The event will take place at the Amway Grand Plaza Hotel, where Ingraham will speak, followed by a question and answer session. Also, there will be a book signing of her newest book Power to the People, and a dessert reception.

Ingraham is a refreshing conservative voice with great intellectual depth. I have always enjoyed listening to her commentary. Here is an excerpt from Power to the People:

Too often we have believed that “freedom” means that we have no duties or responsibilities to others. That “anything goes” mentality may appear to be empowering, but it is not. Instead, it creates a sense of anarchy that makes most Americans very unhappy.

The Founding Fathers did not risk their lives, their fortunes and their sacred honor so we could become spoiled, pampered, narcissistic and focused solely on our own pleasure. An ordered society was the Founders’ goal — a place where we could live our lives in limitless possibility — but only if we fulfilled our obligations. They wanted us to have the liberty to tap into our creative powers, for our own good and for the good of our countrymen. This is the pathway to true happiness. But that society is only possible if we, the people, have a shared set of values, a common set of beliefs that bind us together. The Founders did not view liberty as a license, but as a sacred responsibility to be used for the good. They understood that liberty cannot be separated from virtue.

Ray Nothstine Ray Nothstine is Associate Editor at the Acton Institute, and Managing Editor of Religion & Liberty. In 2005 Ray graduated with a Master of Divinity (M.Div) degree from Asbury Theological Seminary in Wilmore, Ky. He also holds a B.A. in Political Science from The University of Mississippi in Oxford. Before coming to Acton, Ray worked as a free-lance writer for several organizations, including the Institute on Religion and Democracy. He gained ministry experience in churches in Mississippi and Kentucky.
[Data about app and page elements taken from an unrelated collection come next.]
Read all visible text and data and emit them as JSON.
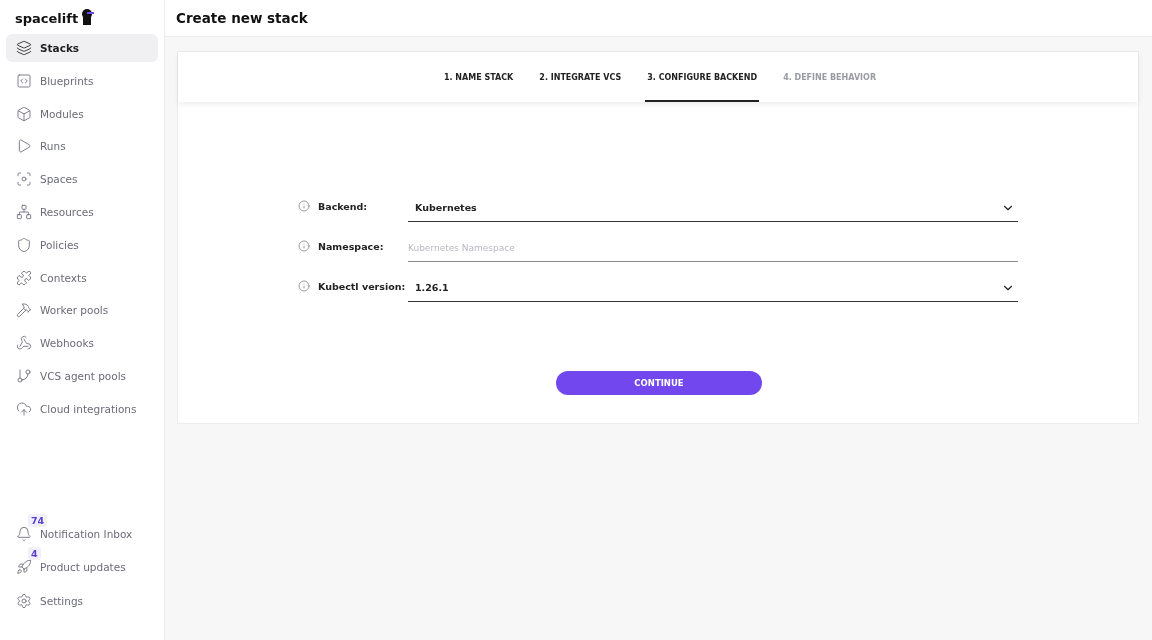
{
  "sidebar": {
    "logo": "spacelift",
    "items": [
      {
        "label": "Stacks",
        "selected": true
      },
      {
        "label": "Blueprints",
        "selected": false
      },
      {
        "label": "Modules",
        "selected": false
      },
      {
        "label": "Runs",
        "selected": false
      },
      {
        "label": "Spaces",
        "selected": false
      },
      {
        "label": "Resources",
        "selected": false
      },
      {
        "label": "Policies",
        "selected": false
      },
      {
        "label": "Contexts",
        "selected": false
      },
      {
        "label": "Worker pools",
        "selected": false
      },
      {
        "label": "Webhooks",
        "selected": false
      },
      {
        "label": "VCS agent pools",
        "selected": false
      },
      {
        "label": "Cloud integrations",
        "selected": false
      }
    ],
    "bottom_items": [
      {
        "label": "Notification Inbox",
        "badge": "74",
        "selected": false
      },
      {
        "label": "Product updates",
        "badge": "4",
        "selected": false
      },
      {
        "label": "Settings",
        "selected": false
      }
    ]
  },
  "page": {
    "title": "Create new stack"
  },
  "steps": [
    {
      "label": "1. NAME STACK",
      "selected": false,
      "disabled": false
    },
    {
      "label": "2. INTEGRATE VCS",
      "selected": false,
      "disabled": false
    },
    {
      "label": "3. CONFIGURE BACKEND",
      "selected": true,
      "disabled": false
    },
    {
      "label": "4. DEFINE BEHAVIOR",
      "selected": false,
      "disabled": true
    }
  ],
  "fields": [
    {
      "kind": "select",
      "label": "Backend:",
      "value": "Kubernetes"
    },
    {
      "kind": "text",
      "label": "Namespace:",
      "placeholder": "Kubernetes Namespace"
    },
    {
      "kind": "select",
      "label": "Kubectl version:",
      "value": "1.26.1"
    }
  ],
  "continue_button": "CONTINUE"
}
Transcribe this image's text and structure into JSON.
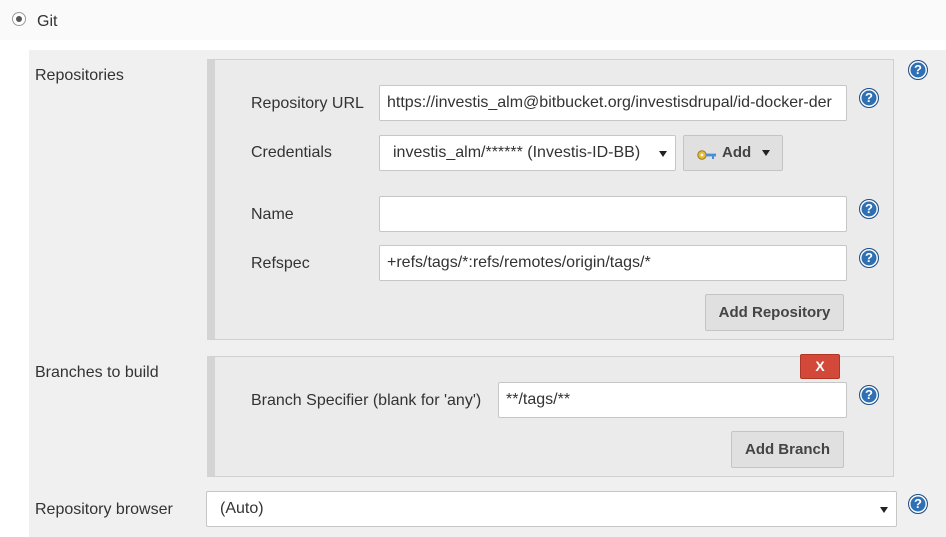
{
  "scm": {
    "selected_option": "Git"
  },
  "repositories": {
    "section_label": "Repositories",
    "url_label": "Repository URL",
    "url_value": "https://investis_alm@bitbucket.org/investisdrupal/id-docker-der",
    "credentials_label": "Credentials",
    "credentials_value": "investis_alm/****** (Investis-ID-BB)",
    "add_credentials_label": "Add",
    "name_label": "Name",
    "name_value": "",
    "refspec_label": "Refspec",
    "refspec_value": "+refs/tags/*:refs/remotes/origin/tags/*",
    "add_repository_label": "Add Repository"
  },
  "branches": {
    "section_label": "Branches to build",
    "delete_label": "X",
    "specifier_label": "Branch Specifier (blank for 'any')",
    "specifier_value": "**/tags/**",
    "add_branch_label": "Add Branch"
  },
  "browser": {
    "label": "Repository browser",
    "value": "(Auto)"
  },
  "help_glyph": "?",
  "colors": {
    "help_icon": "#2f6fb3",
    "delete_button": "#d24939",
    "panel_background": "#f0f0f0"
  }
}
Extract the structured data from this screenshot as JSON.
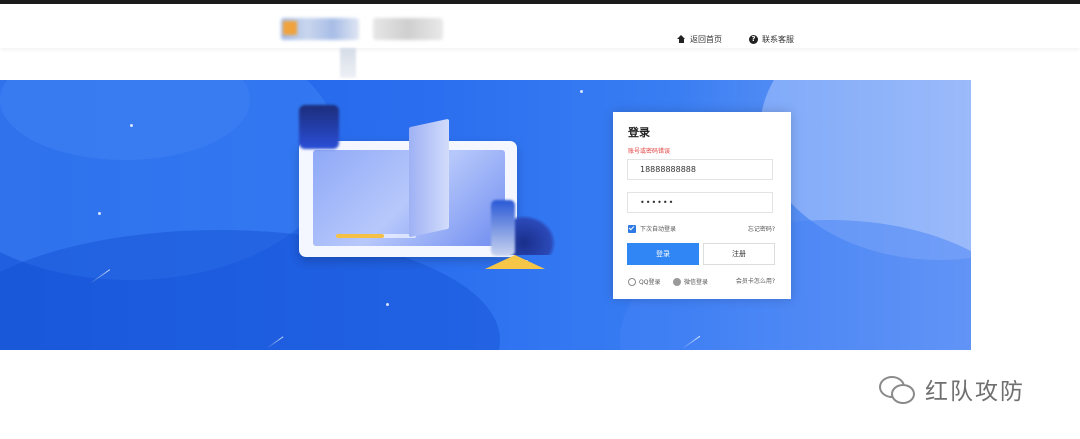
{
  "header": {
    "nav": [
      {
        "label": "返回首页",
        "icon": "home-icon"
      },
      {
        "label": "联系客服",
        "icon": "help-icon"
      }
    ]
  },
  "login": {
    "title": "登录",
    "error": "账号或密码错误",
    "username_value": "18888888888",
    "password_value": "••••••",
    "remember_label": "下次自动登录",
    "remember_checked": true,
    "forgot_label": "忘记密码?",
    "login_button": "登录",
    "register_button": "注册",
    "social": [
      {
        "label": "QQ登录",
        "icon": "qq-icon"
      },
      {
        "label": "微信登录",
        "icon": "wechat-icon"
      }
    ],
    "howto_label": "会员卡怎么用?"
  },
  "watermark": {
    "text": "红队攻防",
    "icon": "wechat-icon"
  },
  "colors": {
    "primary_button": "#2f86f4",
    "error_text": "#e23d3d",
    "banner_blue": "#2b6ff0"
  }
}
After college, he also served on the staff of U.S. Congressman Gene Taylor (D-Miss) in Gulfport in 2001-02. The son of a retired Air Force pilot, Ray has also lived in Okinawa, Philadelphia, New England, Hawaii, and Egypt.

Comments

  • mary ariens

    please send information on the good semaratain project